Oh, how I was wrong…
I’ve never had a lack of topics to write about to be honest, but I’ve soon realised (at that time I was not working for Veeam yet) that having enough content for a book is a total different world than blogging about the same topic. Even when I’ve written a series of posts on the same topic, like my 11 parts about Ceph, the total result would have been enough for a whitepaper. Not really for a complete book.
So I parked this idea for a couple of years, and worked on different things. I wrote many whitepapers meanwhile, even at 40+ pages length. One of them was about Veeam Cloud Connect v8: it was the first step towards this book, but I didn’t know this at that time. I simply put down on a document all the information, ideas, concepts that i had about that topic, and by the time I completed the paper, it was almost 50 pages. I realised for the first time that, instead of counting the pages to properly fit in a “whitepaper” length, I was simply putting all the information I thought would have been useful for my readers, and the final result came out by itself, simply at the length that it was at the end.

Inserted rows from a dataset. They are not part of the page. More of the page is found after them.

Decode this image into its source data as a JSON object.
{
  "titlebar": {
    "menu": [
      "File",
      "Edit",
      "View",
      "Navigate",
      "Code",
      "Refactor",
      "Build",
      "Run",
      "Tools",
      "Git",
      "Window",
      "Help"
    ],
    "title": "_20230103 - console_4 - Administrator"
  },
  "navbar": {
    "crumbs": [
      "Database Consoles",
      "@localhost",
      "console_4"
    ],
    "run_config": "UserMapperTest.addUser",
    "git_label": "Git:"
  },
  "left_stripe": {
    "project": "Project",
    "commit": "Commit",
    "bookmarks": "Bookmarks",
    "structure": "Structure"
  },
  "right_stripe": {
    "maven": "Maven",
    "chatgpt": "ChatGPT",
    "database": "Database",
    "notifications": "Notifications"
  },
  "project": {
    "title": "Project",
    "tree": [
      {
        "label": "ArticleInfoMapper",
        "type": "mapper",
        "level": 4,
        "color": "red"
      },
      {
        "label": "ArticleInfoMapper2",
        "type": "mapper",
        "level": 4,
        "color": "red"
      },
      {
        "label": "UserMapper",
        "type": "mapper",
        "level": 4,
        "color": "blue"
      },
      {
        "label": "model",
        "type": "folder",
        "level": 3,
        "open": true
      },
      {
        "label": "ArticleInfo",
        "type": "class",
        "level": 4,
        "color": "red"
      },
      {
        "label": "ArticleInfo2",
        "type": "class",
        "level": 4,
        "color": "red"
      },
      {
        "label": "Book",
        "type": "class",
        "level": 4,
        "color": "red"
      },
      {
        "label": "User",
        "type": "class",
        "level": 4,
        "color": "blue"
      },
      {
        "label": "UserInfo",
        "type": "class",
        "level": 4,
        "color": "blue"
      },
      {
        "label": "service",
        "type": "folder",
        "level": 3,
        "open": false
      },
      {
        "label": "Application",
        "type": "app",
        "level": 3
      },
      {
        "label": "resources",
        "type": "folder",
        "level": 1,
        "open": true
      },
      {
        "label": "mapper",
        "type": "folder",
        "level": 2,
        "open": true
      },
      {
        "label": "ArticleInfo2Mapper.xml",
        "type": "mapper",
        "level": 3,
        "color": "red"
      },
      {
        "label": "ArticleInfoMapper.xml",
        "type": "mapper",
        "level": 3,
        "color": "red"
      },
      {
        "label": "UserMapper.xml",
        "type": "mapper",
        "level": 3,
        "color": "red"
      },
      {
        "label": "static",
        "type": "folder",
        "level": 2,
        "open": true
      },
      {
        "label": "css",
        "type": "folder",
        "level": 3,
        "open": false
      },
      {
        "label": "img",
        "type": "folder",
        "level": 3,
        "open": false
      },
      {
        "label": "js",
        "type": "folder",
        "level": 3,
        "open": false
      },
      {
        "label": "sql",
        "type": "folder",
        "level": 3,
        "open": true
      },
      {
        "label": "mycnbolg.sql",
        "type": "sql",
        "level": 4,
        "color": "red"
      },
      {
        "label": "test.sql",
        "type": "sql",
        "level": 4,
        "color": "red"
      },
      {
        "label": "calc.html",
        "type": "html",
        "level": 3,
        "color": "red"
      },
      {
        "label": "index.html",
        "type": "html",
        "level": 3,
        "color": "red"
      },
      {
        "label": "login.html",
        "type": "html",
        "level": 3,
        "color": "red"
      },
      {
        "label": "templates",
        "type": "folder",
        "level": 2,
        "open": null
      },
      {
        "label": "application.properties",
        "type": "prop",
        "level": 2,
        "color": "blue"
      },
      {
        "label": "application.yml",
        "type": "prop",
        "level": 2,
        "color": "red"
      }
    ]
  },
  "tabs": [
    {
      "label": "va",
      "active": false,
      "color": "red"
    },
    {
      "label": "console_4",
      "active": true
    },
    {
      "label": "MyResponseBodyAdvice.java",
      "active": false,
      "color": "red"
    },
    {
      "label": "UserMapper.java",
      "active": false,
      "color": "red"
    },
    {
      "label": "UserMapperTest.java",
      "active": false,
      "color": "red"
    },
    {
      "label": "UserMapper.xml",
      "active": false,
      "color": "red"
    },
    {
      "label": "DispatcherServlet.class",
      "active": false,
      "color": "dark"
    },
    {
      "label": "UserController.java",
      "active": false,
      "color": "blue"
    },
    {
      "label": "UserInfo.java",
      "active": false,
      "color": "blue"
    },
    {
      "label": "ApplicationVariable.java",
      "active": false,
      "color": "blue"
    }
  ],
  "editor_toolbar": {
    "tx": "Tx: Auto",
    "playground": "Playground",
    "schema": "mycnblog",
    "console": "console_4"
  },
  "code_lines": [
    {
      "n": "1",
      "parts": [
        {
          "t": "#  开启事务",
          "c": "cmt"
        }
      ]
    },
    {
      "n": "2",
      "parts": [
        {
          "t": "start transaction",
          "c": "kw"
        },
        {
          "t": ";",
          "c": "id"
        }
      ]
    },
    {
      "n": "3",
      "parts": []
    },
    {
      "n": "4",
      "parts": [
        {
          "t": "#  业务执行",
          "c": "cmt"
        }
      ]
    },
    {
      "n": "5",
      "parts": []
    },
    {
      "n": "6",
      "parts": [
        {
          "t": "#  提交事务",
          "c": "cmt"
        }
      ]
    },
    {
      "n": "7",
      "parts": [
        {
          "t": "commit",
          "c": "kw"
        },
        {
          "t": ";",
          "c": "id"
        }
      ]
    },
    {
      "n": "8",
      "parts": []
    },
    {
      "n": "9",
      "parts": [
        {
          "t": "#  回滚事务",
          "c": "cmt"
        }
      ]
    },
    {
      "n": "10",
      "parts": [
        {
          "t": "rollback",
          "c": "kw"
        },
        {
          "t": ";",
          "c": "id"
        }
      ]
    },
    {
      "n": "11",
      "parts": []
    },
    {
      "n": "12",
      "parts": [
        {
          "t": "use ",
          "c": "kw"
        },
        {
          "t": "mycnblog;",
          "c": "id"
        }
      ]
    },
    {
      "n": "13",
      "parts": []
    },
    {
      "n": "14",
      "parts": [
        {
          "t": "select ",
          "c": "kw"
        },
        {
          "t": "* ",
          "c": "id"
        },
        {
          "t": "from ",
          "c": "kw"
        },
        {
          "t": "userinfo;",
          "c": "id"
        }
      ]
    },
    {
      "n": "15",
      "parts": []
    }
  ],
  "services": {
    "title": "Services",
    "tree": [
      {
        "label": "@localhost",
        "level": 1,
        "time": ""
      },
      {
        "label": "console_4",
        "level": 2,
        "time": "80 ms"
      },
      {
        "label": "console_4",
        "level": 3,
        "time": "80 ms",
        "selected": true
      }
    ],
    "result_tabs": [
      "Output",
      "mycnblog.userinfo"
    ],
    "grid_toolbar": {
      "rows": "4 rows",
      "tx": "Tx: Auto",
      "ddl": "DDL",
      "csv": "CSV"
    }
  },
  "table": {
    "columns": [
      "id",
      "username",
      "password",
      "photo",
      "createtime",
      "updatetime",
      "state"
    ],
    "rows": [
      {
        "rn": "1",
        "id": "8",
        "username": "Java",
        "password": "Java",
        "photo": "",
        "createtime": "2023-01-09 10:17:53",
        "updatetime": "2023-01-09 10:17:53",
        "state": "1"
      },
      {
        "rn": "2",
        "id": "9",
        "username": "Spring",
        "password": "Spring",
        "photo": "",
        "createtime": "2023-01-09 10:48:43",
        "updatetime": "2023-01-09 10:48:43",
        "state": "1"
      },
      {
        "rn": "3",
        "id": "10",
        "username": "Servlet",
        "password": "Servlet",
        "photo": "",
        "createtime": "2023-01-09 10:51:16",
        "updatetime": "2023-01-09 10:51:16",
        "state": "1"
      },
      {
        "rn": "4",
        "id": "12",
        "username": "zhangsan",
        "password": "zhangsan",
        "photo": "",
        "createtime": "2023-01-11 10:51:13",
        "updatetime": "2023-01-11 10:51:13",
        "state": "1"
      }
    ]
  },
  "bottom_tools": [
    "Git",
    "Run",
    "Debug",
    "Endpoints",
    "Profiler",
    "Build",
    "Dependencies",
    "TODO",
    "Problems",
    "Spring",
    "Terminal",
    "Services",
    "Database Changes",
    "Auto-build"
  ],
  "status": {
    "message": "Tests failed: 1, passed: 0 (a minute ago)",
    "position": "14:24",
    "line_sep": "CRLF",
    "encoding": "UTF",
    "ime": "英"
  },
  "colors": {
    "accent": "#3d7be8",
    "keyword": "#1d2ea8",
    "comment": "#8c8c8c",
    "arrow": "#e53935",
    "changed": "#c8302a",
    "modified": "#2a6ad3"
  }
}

The next step started at the beginning of 2016: we had just released Veeam Backup & Replication v9.0, and the new Veeam Cloud Connect Replication is a huge part of it. For this reason, and because I know the topic very well having been involved since the development phase, I immediately started to work on the updated version of the paper, but I found out soon that it was not going to be a simple update. Many new topics, ideas to be updated, better ways to explain the same concepts, tons of information to share.
In the three months it took me to work on the document, I’ve learned that a book is on a totally different level compared to a whitepaper: you need to focus on the topic for a longer timeframe, be aware of all the related links and references inside the book, be consistent on the topic itself (things like “did I wrote already about this part in the previous chapters?”, “did I wrote two conflicting statements about the same topic in two different paragraphs?”), and if it’s a technical book, have a lot of time to work on the lab part, because the book needs to be accurate and have a lot of screenshots where even things like IP addresses and server names needs to be meaningful.
This is the first lession I learned: you may have named your lab resources after your favorite tv show or sport players, but it’s not that great to show names like those on a book. So, I also built from scratch a new lab just for the book, thanks to the guys at PhoenixNAP who gave me this powerful vSphere cluster you will see in the book, plus all the networking a a subnet of public IPs. The final goal was to run a lab that was as close as possible to a real production environment, beause especially the networking part had to be done right. So no nesting, no home computers, but something that would be good to be used by small /but real) service providers.
Second, the flow of the book and the tools you need. As for the previous paper, I just started to write, take notes of new chapters that came to mind time after time, and complete every possible topic I felt it has to be part of the book. At the same time, I switched from MS Word to Markdown, and it was a saviour for my sanity, as I would have never been able to write the entire book using Word! Thanks Preben for giving me some basic training on the topic!
So, after the technical review and the creative team had fixed the drafts, here we are, the book about Veeam Cloud Connect is completed, and everyone can download it and read it:
(A printed version is in the works, so if you’d like to have a physical book, look for additional news in this post in the future)
Finally, thanks to my family. I’ve spent many many hours on this book, and this time has been taken from the time spent with them. Now the book is out, also thanks to their patience.